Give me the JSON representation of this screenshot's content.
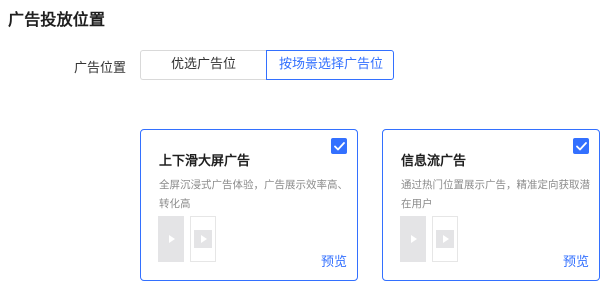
{
  "section": {
    "title": "广告投放位置"
  },
  "placement": {
    "label": "广告位置",
    "options": [
      {
        "label": "优选广告位",
        "selected": false
      },
      {
        "label": "按场景选择广告位",
        "selected": true
      }
    ]
  },
  "cards": [
    {
      "title": "上下滑大屏广告",
      "description": "全屏沉浸式广告体验，广告展示效率高、转化高",
      "preview_label": "预览",
      "checked": true,
      "icons": [
        "video-thumb-icon",
        "video-thumb-small-icon"
      ]
    },
    {
      "title": "信息流广告",
      "description": "通过热门位置展示广告，精准定向获取潜在用户",
      "preview_label": "预览",
      "checked": true,
      "icons": [
        "video-thumb-icon",
        "video-thumb-small-icon"
      ]
    }
  ],
  "colors": {
    "accent": "#3370ff",
    "text": "#1f1f1f",
    "muted": "#8c8c8c",
    "border": "#d9d9d9",
    "placeholder": "#e4e4e6"
  },
  "icons": {
    "check": "check-icon",
    "play": "play-icon"
  }
}
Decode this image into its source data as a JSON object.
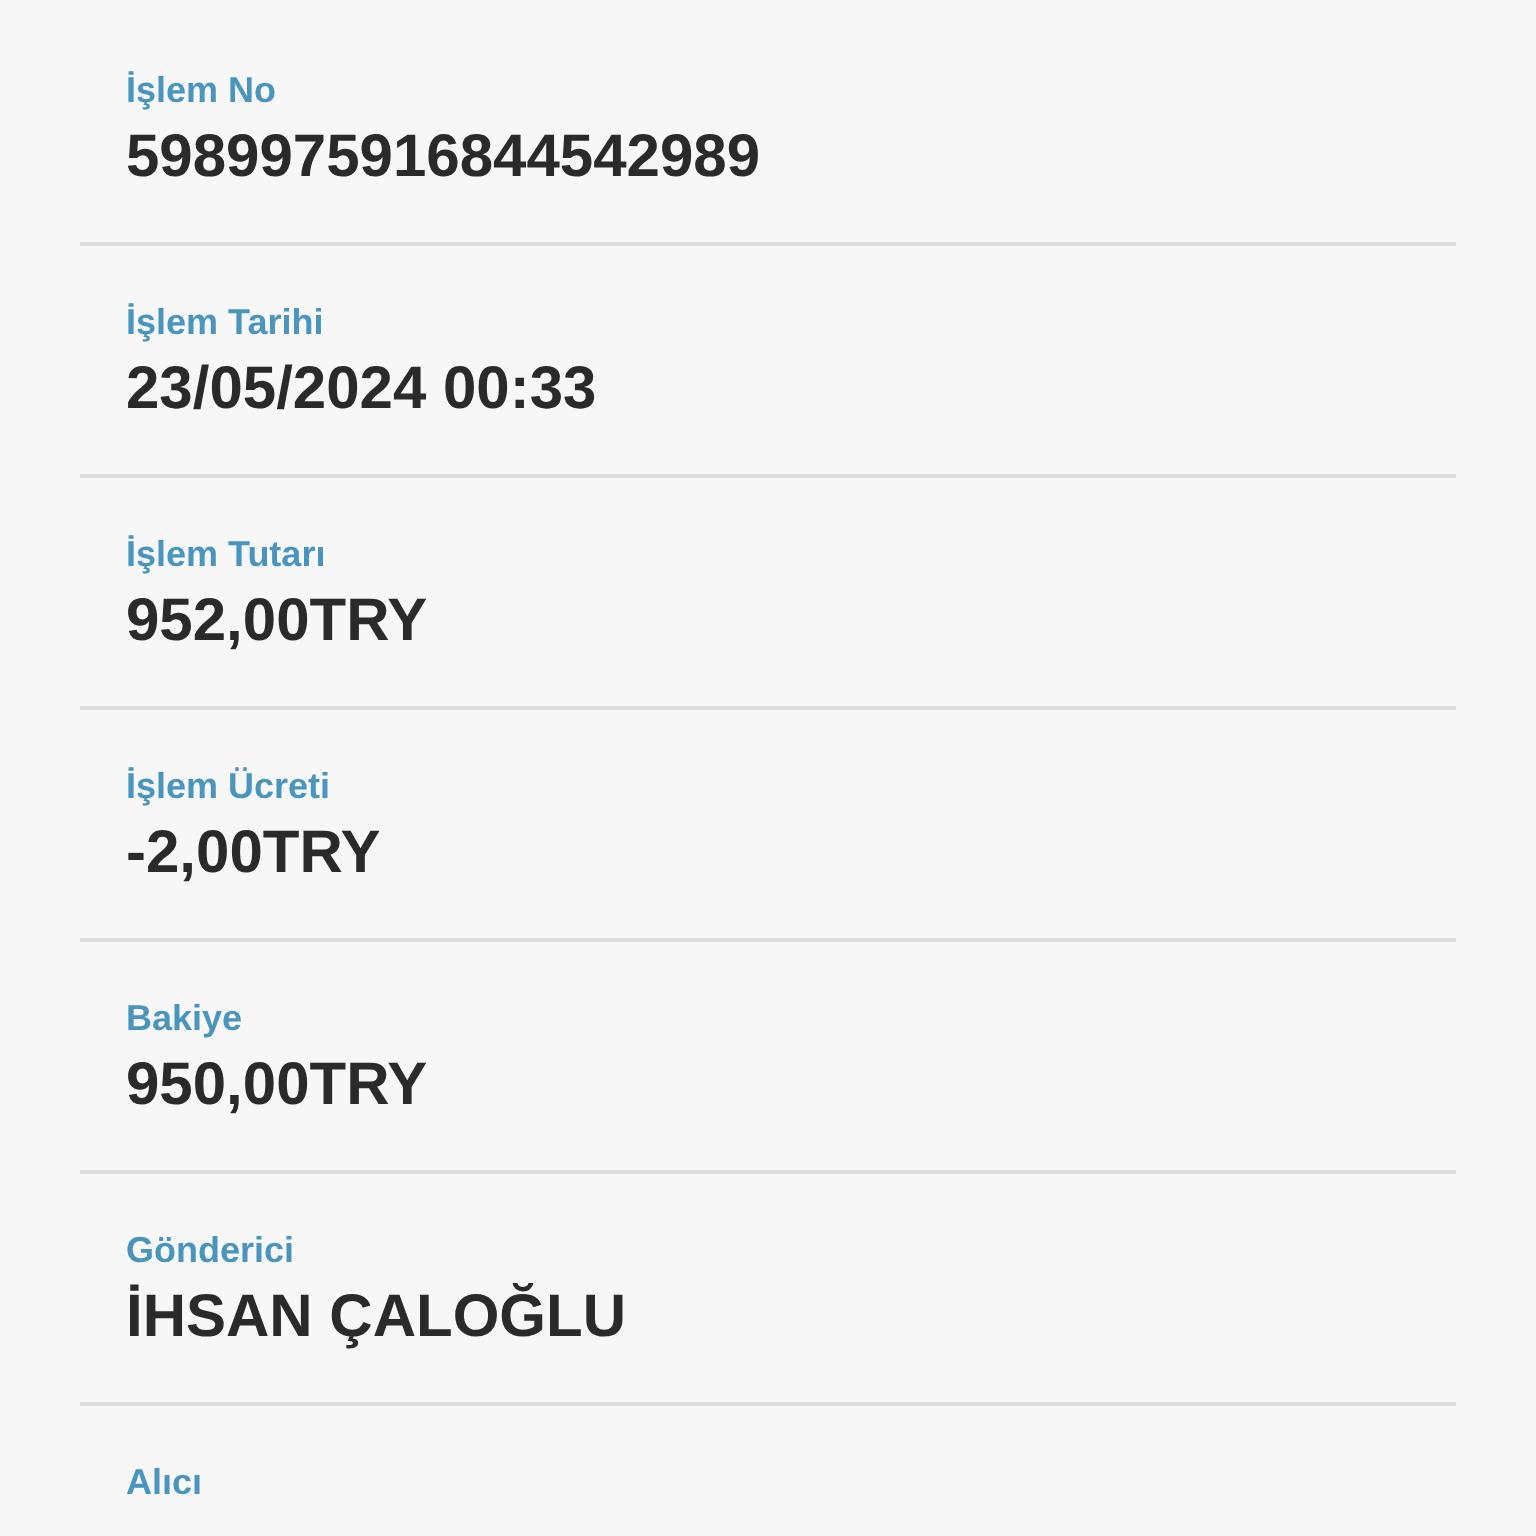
{
  "details": [
    {
      "label": "İşlem No",
      "value": "5989975916844542989"
    },
    {
      "label": "İşlem Tarihi",
      "value": "23/05/2024 00:33"
    },
    {
      "label": "İşlem Tutarı",
      "value": "952,00TRY"
    },
    {
      "label": "İşlem Ücreti",
      "value": "-2,00TRY"
    },
    {
      "label": "Bakiye",
      "value": "950,00TRY"
    },
    {
      "label": "Gönderici",
      "value": "İHSAN ÇALOĞLU"
    },
    {
      "label": "Alıcı"
    }
  ]
}
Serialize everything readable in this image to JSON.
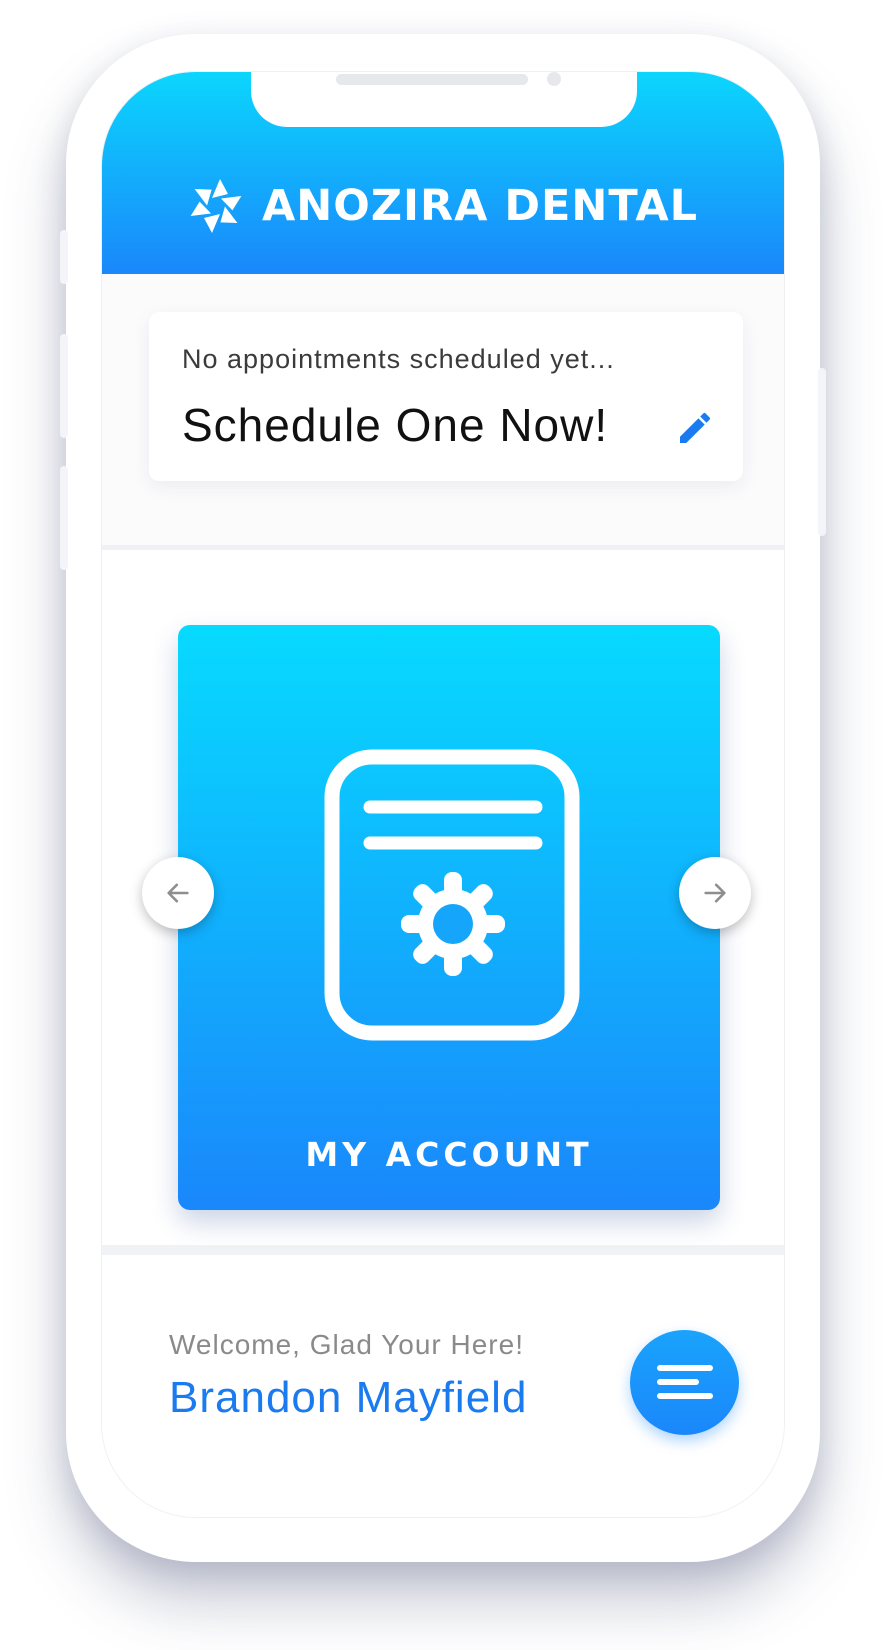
{
  "header": {
    "brand_name": "ANOZIRA DENTAL",
    "logo_icon": "pinwheel-logo-icon"
  },
  "appointment": {
    "status_text": "No appointments scheduled yet...",
    "cta_text": "Schedule One Now!",
    "edit_icon": "pencil-icon"
  },
  "carousel": {
    "card_label": "MY ACCOUNT",
    "card_icon": "document-gear-icon",
    "prev_icon": "arrow-left-icon",
    "next_icon": "arrow-right-icon"
  },
  "footer": {
    "greeting": "Welcome, Glad Your Here!",
    "user_name": "Brandon Mayfield",
    "menu_icon": "menu-lines-icon"
  },
  "colors": {
    "gradient_top": "#07daff",
    "gradient_bottom": "#1a87fb",
    "accent": "#1a7bf0"
  }
}
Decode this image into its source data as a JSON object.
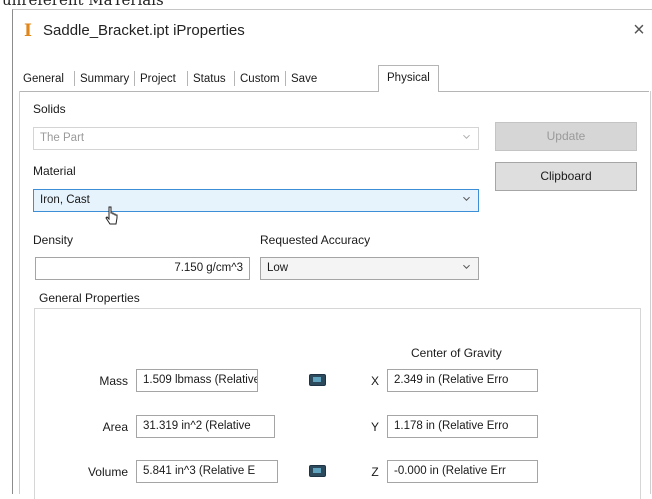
{
  "top_fragment": "unreferent MaTerials",
  "window": {
    "title": "Saddle_Bracket.ipt iProperties",
    "close_glyph": "×"
  },
  "tabs": [
    {
      "label": "General"
    },
    {
      "label": "Summary"
    },
    {
      "label": "Project"
    },
    {
      "label": "Status"
    },
    {
      "label": "Custom"
    },
    {
      "label": "Save"
    },
    {
      "label": "Physical",
      "active": true
    }
  ],
  "physical": {
    "solids_label": "Solids",
    "solids_value": "The Part",
    "material_label": "Material",
    "material_value": "Iron, Cast",
    "density_label": "Density",
    "density_value": "7.150 g/cm^3",
    "accuracy_label": "Requested Accuracy",
    "accuracy_value": "Low",
    "update_button": "Update",
    "clipboard_button": "Clipboard",
    "general_properties_title": "General Properties",
    "center_of_gravity_label": "Center of Gravity",
    "mass_label": "Mass",
    "mass_value": "1.509 lbmass (Relative",
    "area_label": "Area",
    "area_value": "31.319 in^2 (Relative",
    "volume_label": "Volume",
    "volume_value": "5.841 in^3 (Relative E",
    "x_label": "X",
    "x_value": "2.349 in (Relative Erro",
    "y_label": "Y",
    "y_value": "1.178 in (Relative Erro",
    "z_label": "Z",
    "z_value": "-0.000 in (Relative Err"
  },
  "icons": {
    "app": "inventor-part-icon",
    "dropdown": "chevron-down-icon",
    "copy": "copy-to-clipboard-icon",
    "cursor": "mouse-cursor-icon"
  },
  "colors": {
    "app_icon": "#e0871c",
    "focused_field_bg": "#e6f2fc",
    "focused_field_border": "#3c8ed6",
    "copy_icon": "#2d4a5c"
  }
}
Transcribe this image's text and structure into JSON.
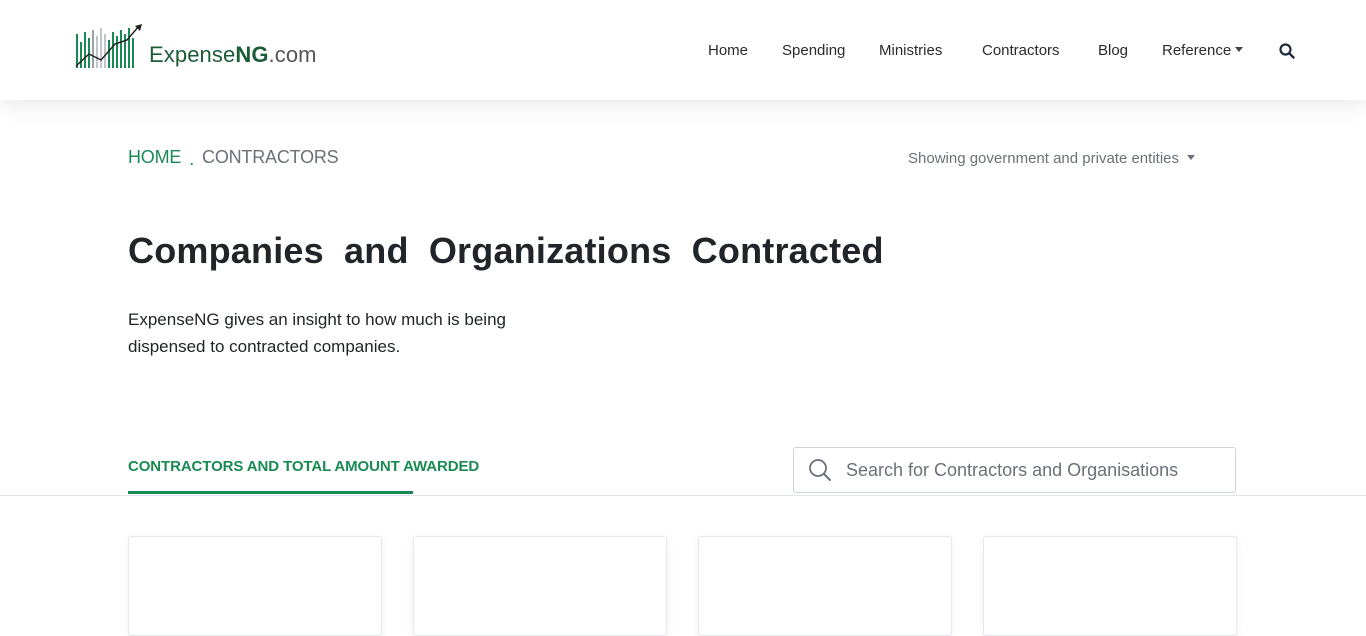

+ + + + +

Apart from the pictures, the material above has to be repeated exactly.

Give me the JSON representation of this screenshot's content.
{
  "section": {
    "title": "广告投放位置"
  },
  "placement": {
    "label": "广告位置",
    "options": [
      {
        "label": "优选广告位",
        "selected": false
      },
      {
        "label": "按场景选择广告位",
        "selected": true
      }
    ]
  },
  "cards": [
    {
      "title": "上下滑大屏广告",
      "description": "全屏沉浸式广告体验，广告展示效率高、转化高",
      "preview_label": "预览",
      "checked": true,
      "icons": [
        "video-thumb-icon",
        "video-thumb-small-icon"
      ]
    },
    {
      "title": "信息流广告",
      "description": "通过热门位置展示广告，精准定向获取潜在用户",
      "preview_label": "预览",
      "checked": true,
      "icons": [
        "video-thumb-icon",
        "video-thumb-small-icon"
      ]
    }
  ],
  "colors": {
    "accent": "#3370ff",
    "text": "#1f1f1f",
    "muted": "#8c8c8c",
    "border": "#d9d9d9",
    "placeholder": "#e4e4e6"
  },
  "icons": {
    "check": "check-icon",
    "play": "play-icon"
  }
}
Decode this image into its source data as a JSON object.
{
  "details": [
    {
      "label": "İşlem No",
      "value": "5989975916844542989"
    },
    {
      "label": "İşlem Tarihi",
      "value": "23/05/2024 00:33"
    },
    {
      "label": "İşlem Tutarı",
      "value": "952,00TRY"
    },
    {
      "label": "İşlem Ücreti",
      "value": "-2,00TRY"
    },
    {
      "label": "Bakiye",
      "value": "950,00TRY"
    },
    {
      "label": "Gönderici",
      "value": "İHSAN ÇALOĞLU"
    },
    {
      "label": "Alıcı"
    }
  ]
}
Serialize everything readable in this image to JSON.
{
  "header": {
    "brand_name": "ANOZIRA DENTAL",
    "logo_icon": "pinwheel-logo-icon"
  },
  "appointment": {
    "status_text": "No appointments scheduled yet...",
    "cta_text": "Schedule One Now!",
    "edit_icon": "pencil-icon"
  },
  "carousel": {
    "card_label": "MY ACCOUNT",
    "card_icon": "document-gear-icon",
    "prev_icon": "arrow-left-icon",
    "next_icon": "arrow-right-icon"
  },
  "footer": {
    "greeting": "Welcome, Glad Your Here!",
    "user_name": "Brandon Mayfield",
    "menu_icon": "menu-lines-icon"
  },
  "colors": {
    "gradient_top": "#07daff",
    "gradient_bottom": "#1a87fb",
    "accent": "#1a7bf0"
  }
}
Decode this image into its source data as a JSON object.
{
  "top_fragment": "unreferent MaTerials",
  "window": {
    "title": "Saddle_Bracket.ipt iProperties",
    "close_glyph": "×"
  },
  "tabs": [
    {
      "label": "General"
    },
    {
      "label": "Summary"
    },
    {
      "label": "Project"
    },
    {
      "label": "Status"
    },
    {
      "label": "Custom"
    },
    {
      "label": "Save"
    },
    {
      "label": "Physical",
      "active": true
    }
  ],
  "physical": {
    "solids_label": "Solids",
    "solids_value": "The Part",
    "material_label": "Material",
    "material_value": "Iron, Cast",
    "density_label": "Density",
    "density_value": "7.150 g/cm^3",
    "accuracy_label": "Requested Accuracy",
    "accuracy_value": "Low",
    "update_button": "Update",
    "clipboard_button": "Clipboard",
    "general_properties_title": "General Properties",
    "center_of_gravity_label": "Center of Gravity",
    "mass_label": "Mass",
    "mass_value": "1.509 lbmass (Relative",
    "area_label": "Area",
    "area_value": "31.319 in^2 (Relative",
    "volume_label": "Volume",
    "volume_value": "5.841 in^3 (Relative E",
    "x_label": "X",
    "x_value": "2.349 in (Relative Erro",
    "y_label": "Y",
    "y_value": "1.178 in (Relative Erro",
    "z_label": "Z",
    "z_value": "-0.000 in (Relative Err"
  },
  "icons": {
    "app": "inventor-part-icon",
    "dropdown": "chevron-down-icon",
    "copy": "copy-to-clipboard-icon",
    "cursor": "mouse-cursor-icon"
  },
  "colors": {
    "app_icon": "#e0871c",
    "focused_field_bg": "#e6f2fc",
    "focused_field_border": "#3c8ed6",
    "copy_icon": "#2d4a5c"
  }
}
Transcribe this image's text and structure into JSON.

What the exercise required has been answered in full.